= Work item =
Scan the entries below for the word "theanalytics". Copy each line that has it.

——

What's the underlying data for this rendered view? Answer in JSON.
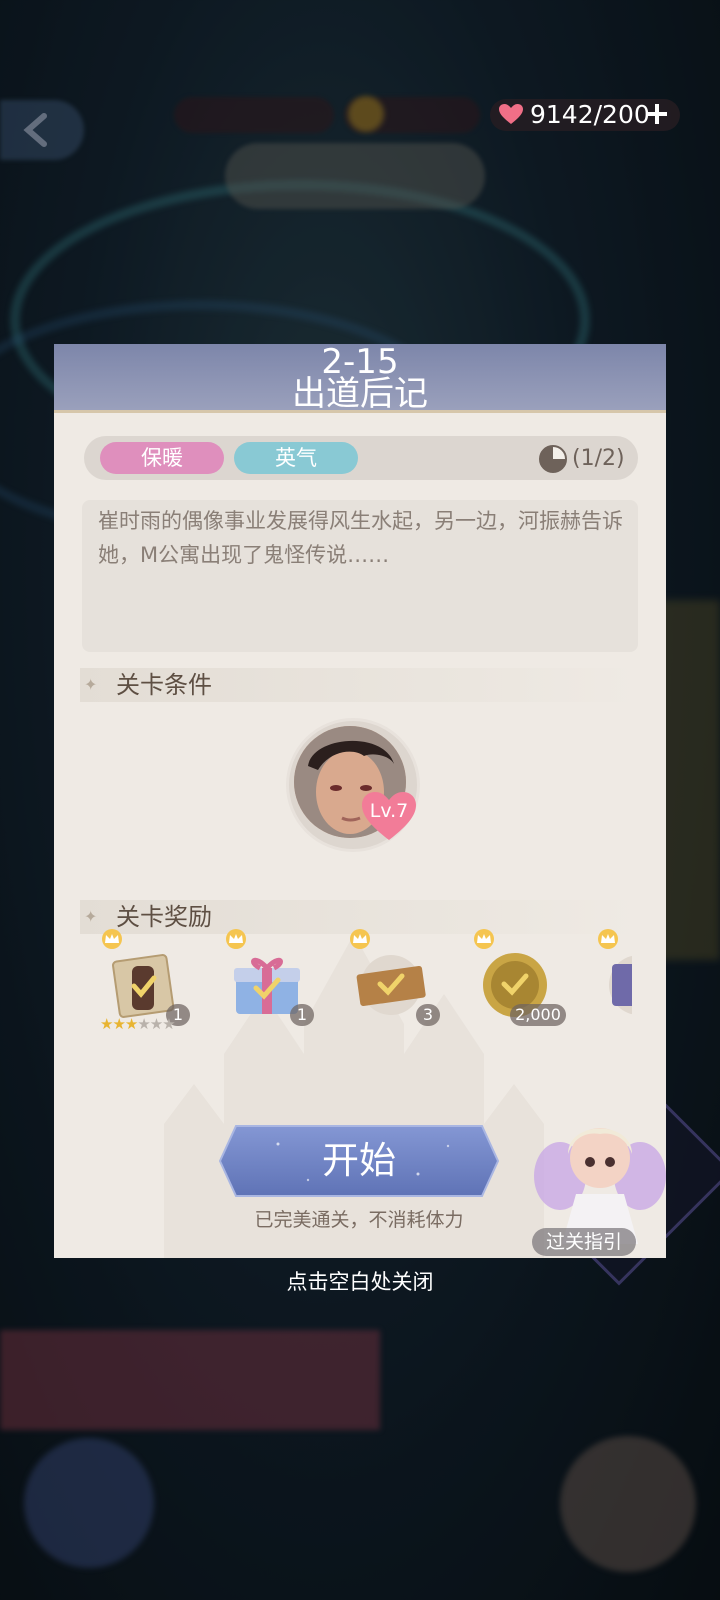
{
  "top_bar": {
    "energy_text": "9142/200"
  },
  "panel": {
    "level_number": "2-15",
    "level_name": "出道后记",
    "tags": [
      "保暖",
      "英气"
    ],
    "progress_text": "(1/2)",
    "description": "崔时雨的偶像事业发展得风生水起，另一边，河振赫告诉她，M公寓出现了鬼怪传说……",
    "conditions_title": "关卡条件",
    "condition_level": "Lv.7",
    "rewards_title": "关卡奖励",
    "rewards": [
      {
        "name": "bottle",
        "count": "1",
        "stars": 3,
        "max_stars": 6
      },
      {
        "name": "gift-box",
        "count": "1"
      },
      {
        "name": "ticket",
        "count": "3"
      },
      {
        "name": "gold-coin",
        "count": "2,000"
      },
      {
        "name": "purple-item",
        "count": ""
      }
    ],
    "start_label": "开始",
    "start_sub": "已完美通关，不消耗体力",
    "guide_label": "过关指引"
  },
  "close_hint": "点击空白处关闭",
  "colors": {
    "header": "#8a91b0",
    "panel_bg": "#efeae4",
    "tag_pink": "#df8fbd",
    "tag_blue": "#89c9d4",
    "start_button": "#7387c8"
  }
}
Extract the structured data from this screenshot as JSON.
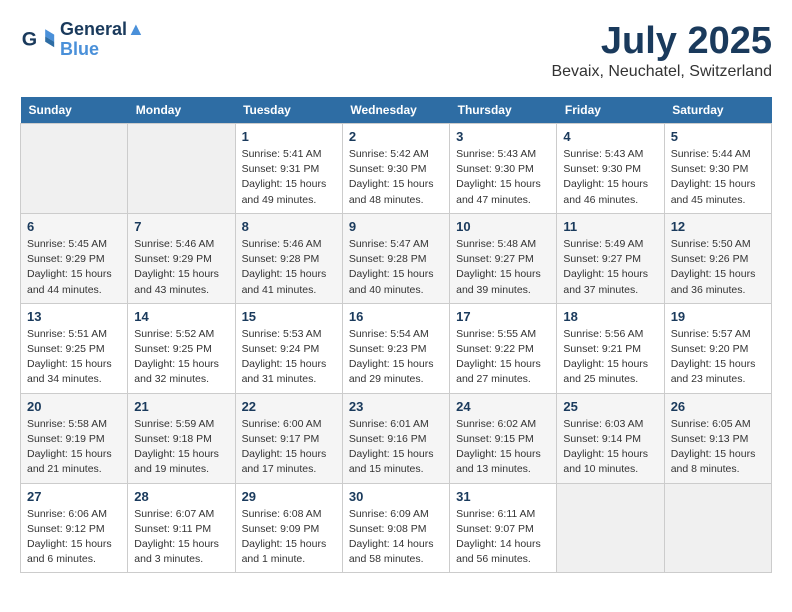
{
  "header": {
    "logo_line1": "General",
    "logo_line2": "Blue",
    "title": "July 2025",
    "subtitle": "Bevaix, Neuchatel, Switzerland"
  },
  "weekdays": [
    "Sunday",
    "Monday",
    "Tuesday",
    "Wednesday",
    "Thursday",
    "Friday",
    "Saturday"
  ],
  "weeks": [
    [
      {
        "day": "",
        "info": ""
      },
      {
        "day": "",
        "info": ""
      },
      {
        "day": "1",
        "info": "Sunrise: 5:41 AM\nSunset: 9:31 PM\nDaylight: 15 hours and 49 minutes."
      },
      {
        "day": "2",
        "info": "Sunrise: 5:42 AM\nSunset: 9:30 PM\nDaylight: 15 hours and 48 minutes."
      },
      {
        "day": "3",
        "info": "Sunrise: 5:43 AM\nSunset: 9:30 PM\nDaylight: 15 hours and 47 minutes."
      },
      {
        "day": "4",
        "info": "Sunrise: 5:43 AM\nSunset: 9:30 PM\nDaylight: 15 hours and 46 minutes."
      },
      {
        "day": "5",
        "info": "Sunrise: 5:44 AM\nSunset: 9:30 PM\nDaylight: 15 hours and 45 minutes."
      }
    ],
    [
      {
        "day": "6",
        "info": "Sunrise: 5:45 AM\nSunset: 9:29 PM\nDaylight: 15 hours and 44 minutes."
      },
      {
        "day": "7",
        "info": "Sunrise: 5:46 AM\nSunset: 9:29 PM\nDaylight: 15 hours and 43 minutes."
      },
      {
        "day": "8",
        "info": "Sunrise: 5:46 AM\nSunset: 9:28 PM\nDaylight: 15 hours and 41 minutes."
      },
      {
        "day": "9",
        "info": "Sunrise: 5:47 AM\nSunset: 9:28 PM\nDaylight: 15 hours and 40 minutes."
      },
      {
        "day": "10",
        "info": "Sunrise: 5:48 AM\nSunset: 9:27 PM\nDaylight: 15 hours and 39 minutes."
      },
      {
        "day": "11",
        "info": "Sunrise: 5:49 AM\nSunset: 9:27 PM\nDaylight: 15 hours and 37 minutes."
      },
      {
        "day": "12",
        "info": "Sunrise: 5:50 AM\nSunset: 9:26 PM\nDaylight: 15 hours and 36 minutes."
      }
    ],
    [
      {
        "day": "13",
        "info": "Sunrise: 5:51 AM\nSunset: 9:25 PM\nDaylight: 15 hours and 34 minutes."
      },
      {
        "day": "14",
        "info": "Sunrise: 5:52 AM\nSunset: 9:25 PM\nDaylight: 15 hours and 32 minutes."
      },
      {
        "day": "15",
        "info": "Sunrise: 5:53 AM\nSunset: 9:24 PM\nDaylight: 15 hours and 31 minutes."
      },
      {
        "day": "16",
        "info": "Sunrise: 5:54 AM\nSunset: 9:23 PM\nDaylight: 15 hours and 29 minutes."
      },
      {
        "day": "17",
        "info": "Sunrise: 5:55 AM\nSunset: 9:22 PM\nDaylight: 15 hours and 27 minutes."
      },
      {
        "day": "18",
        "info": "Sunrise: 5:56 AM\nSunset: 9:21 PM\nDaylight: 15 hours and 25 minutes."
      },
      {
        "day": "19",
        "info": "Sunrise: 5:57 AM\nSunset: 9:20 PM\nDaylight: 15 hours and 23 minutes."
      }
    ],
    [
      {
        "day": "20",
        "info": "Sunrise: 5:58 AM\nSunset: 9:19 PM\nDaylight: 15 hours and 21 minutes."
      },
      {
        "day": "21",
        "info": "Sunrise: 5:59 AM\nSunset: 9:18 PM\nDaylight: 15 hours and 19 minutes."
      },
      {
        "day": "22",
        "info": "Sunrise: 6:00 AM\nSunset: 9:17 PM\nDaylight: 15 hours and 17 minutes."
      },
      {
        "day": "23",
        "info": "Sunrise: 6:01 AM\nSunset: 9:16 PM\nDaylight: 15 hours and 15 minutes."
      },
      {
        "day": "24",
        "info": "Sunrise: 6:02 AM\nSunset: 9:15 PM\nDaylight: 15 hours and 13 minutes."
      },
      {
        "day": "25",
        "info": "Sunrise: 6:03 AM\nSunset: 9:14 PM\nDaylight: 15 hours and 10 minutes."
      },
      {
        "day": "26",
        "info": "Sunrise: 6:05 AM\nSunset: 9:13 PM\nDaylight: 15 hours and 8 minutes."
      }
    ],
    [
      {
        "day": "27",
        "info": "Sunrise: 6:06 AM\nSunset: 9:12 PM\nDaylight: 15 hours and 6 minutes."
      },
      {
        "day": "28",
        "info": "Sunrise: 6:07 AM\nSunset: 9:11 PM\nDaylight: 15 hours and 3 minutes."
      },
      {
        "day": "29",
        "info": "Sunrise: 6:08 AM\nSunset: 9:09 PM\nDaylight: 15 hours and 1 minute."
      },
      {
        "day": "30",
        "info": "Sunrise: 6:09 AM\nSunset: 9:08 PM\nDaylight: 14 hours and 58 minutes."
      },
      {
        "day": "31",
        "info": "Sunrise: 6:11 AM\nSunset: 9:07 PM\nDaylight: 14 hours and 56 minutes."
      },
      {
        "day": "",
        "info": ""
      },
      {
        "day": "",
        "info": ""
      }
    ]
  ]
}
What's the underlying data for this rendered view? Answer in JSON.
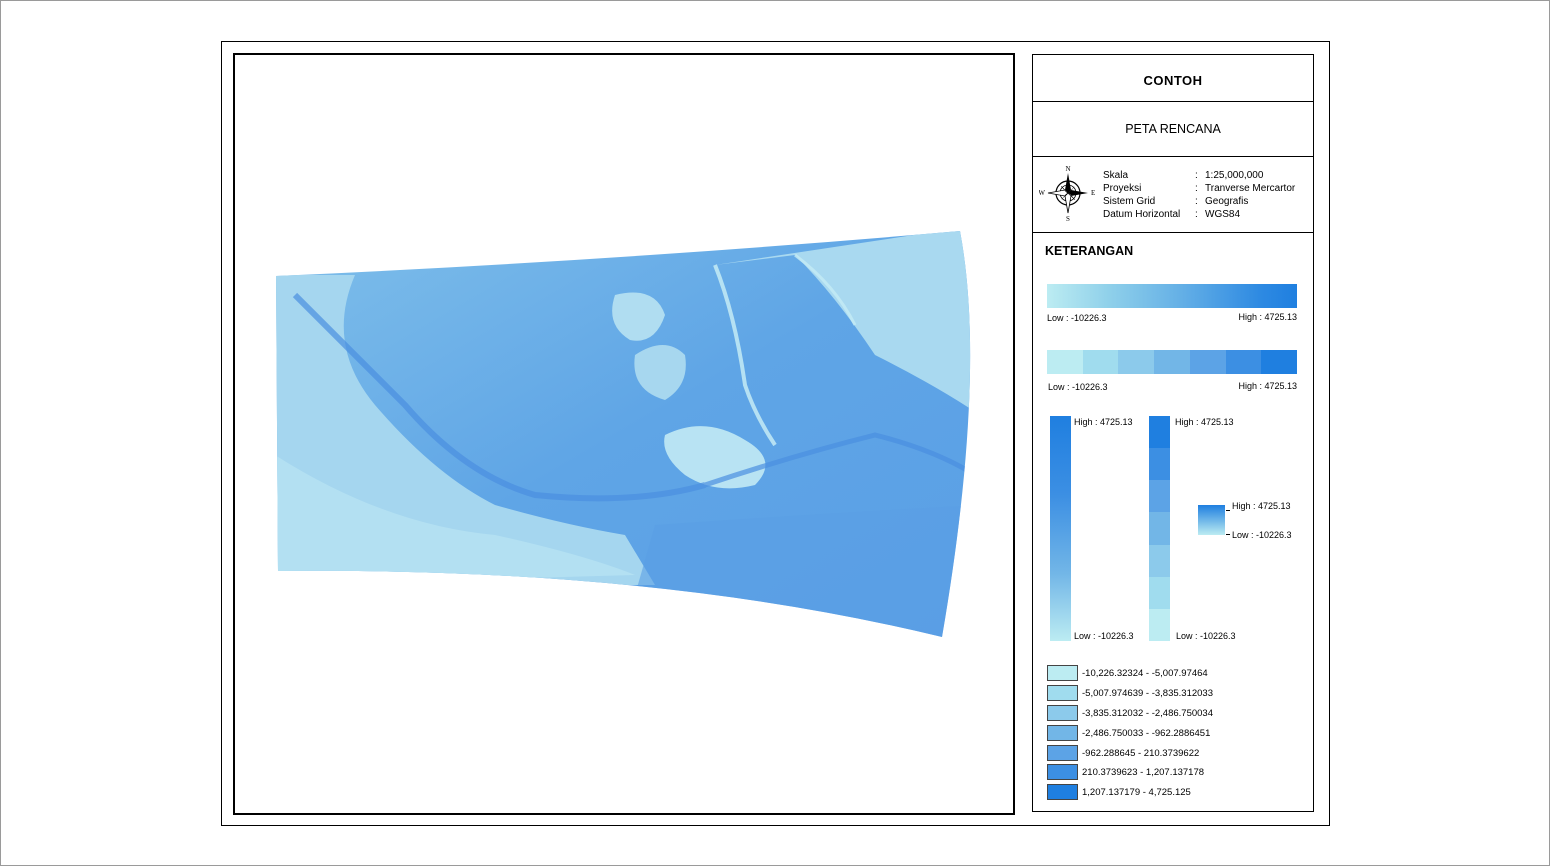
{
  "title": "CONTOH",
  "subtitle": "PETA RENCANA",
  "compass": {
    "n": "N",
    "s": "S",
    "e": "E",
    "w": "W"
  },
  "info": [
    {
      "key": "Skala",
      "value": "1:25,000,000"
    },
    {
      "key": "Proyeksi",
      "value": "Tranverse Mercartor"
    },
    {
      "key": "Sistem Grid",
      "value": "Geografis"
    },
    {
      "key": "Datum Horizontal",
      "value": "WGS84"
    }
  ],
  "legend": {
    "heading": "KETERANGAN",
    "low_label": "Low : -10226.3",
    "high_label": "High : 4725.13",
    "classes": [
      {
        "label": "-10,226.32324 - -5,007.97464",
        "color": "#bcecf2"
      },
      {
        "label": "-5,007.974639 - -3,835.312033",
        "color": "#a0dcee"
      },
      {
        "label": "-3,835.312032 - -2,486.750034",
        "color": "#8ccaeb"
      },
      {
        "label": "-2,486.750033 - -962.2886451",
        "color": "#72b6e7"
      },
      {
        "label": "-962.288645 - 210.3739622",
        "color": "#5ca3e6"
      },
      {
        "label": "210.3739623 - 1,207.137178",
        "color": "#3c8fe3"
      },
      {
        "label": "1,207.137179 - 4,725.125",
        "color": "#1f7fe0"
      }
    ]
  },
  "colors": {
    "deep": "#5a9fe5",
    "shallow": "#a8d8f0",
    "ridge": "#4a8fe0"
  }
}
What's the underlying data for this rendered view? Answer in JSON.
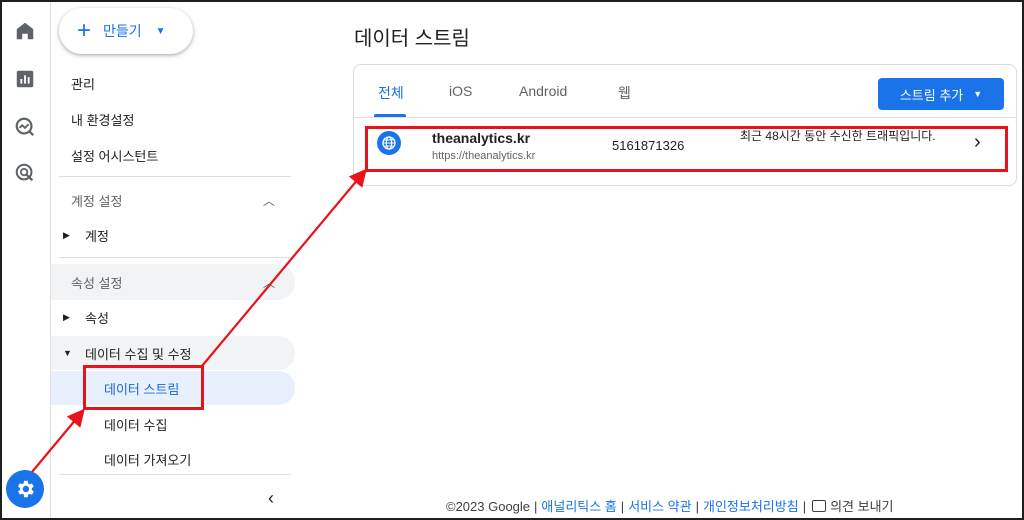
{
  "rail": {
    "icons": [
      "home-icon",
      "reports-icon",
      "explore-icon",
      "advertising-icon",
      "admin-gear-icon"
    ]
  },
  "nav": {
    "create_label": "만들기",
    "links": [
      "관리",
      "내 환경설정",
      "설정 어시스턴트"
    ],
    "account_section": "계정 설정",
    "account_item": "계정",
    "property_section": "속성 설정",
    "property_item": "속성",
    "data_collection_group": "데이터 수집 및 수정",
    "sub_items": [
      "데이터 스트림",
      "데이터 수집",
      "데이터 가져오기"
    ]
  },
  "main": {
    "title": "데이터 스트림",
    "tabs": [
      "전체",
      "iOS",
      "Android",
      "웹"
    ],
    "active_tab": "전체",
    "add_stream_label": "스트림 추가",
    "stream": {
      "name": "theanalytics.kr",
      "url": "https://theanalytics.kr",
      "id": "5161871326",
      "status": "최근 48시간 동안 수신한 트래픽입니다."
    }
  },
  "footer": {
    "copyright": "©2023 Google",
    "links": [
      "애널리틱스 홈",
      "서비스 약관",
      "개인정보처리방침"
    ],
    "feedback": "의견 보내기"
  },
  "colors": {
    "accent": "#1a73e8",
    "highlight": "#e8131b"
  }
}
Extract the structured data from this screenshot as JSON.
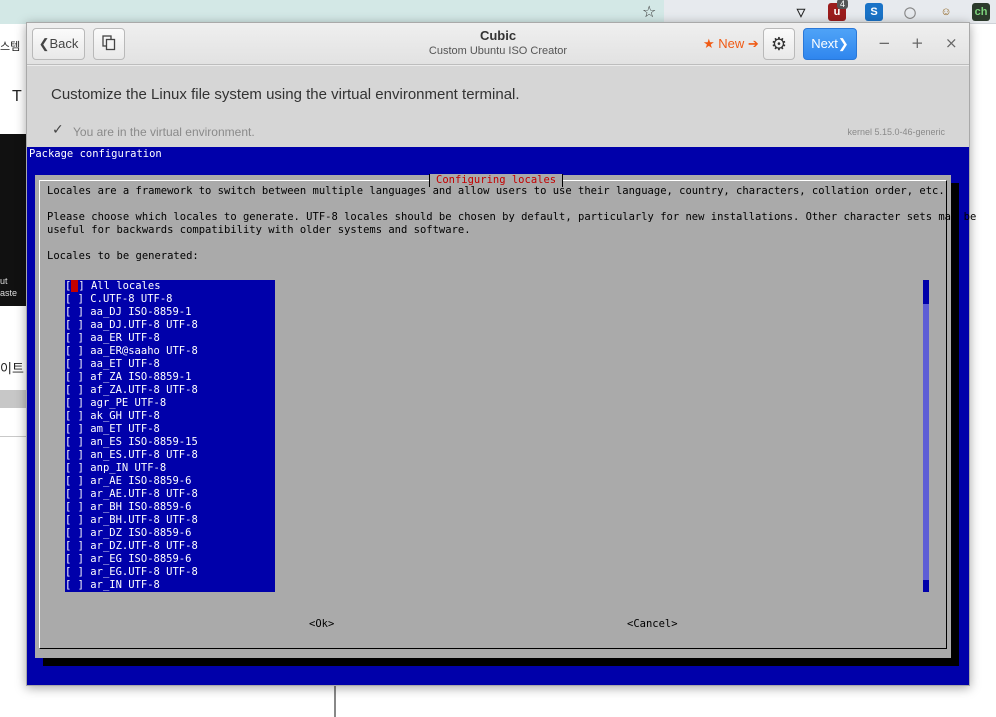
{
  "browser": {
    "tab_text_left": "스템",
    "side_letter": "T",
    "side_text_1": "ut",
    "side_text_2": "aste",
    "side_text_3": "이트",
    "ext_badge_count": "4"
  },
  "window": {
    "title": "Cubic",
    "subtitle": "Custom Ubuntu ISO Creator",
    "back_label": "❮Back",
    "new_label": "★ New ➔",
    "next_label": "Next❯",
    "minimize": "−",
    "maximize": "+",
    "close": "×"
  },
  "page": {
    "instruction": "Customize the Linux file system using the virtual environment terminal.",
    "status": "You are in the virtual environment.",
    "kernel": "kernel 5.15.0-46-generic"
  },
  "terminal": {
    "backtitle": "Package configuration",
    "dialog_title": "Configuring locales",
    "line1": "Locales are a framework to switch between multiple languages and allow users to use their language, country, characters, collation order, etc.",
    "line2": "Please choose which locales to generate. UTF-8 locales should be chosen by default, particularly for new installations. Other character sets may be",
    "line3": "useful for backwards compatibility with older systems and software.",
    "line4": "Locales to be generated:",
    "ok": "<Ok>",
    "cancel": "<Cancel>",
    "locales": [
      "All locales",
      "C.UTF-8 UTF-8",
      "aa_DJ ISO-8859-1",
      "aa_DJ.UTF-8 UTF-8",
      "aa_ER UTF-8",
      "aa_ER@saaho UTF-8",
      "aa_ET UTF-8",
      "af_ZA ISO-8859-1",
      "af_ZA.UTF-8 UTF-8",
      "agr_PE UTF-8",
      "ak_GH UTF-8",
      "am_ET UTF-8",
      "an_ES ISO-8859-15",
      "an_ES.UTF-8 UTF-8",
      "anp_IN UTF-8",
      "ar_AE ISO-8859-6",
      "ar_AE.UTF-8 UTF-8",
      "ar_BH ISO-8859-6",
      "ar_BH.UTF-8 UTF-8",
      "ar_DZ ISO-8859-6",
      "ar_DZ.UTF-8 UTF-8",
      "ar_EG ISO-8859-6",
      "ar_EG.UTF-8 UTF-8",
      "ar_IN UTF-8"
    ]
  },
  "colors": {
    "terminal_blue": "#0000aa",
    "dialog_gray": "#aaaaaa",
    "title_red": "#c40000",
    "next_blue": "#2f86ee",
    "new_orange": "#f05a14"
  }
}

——

= Task output =
      "name": "theanalytics.kr",
      "url": "https://theanalytics.kr",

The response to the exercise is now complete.